cerpin_text
13 years ago

I don’t think the “Zuffa Myth” is so much a myth here in America. I mean before Zuffa bought the UFC, the whole idea of MMA was about dead here in the states.

But, in England it was alive and well with Cage Rage (which if anyone didn’t know, you can pretty much catch their shows now on ProElite. They have a show today.) and then in Japan, you have/had Pride and K-1 Hero’s. So, technically it is only half true.

Fred
Fred
13 years ago

The “Zuffa myth” is more fact than fantasy. Dana may be somewhat foulmothed and arrogant, but it doesn’t take away from the fact that SEG failed with the UFC, and Zuffa have succeeded beyond anyone’s expectations. It’s also a fact that MMA, in general, has benefitted tremendously from Zuffa’s restoration of the UFC.

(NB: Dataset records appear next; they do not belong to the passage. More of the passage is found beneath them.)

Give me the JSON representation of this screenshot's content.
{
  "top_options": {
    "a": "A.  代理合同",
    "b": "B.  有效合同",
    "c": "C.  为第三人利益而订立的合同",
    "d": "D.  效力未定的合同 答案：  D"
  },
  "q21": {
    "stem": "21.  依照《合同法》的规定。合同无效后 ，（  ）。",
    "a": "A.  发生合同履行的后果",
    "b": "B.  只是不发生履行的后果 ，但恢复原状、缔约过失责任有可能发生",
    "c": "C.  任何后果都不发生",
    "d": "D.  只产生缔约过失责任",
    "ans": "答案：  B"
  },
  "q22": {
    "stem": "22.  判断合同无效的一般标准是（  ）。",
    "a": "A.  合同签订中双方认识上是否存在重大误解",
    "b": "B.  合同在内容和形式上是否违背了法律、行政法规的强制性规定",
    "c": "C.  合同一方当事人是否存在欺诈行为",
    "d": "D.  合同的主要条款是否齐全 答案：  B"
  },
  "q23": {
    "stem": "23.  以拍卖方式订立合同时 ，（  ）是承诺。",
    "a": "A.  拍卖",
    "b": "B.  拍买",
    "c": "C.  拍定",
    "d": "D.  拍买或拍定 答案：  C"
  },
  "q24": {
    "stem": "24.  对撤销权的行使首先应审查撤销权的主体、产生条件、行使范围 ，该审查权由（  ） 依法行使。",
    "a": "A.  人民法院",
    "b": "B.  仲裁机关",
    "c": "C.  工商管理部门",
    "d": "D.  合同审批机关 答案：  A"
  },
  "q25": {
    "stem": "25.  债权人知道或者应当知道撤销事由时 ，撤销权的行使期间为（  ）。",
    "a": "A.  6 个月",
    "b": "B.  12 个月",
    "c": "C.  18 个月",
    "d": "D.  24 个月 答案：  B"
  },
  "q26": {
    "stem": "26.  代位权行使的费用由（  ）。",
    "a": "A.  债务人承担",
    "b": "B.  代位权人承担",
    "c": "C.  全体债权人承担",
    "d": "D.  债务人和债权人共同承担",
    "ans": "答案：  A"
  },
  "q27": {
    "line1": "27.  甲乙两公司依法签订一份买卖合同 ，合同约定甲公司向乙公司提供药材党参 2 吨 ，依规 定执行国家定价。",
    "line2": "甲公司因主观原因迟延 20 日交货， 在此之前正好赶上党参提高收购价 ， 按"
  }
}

Certainly, there are details that Dana exaggerates (such as Zuffa’s role in getting the unified rules implemented); but, on the whole, Zuffa’s contribution to MMA has been tremendous. No myth there.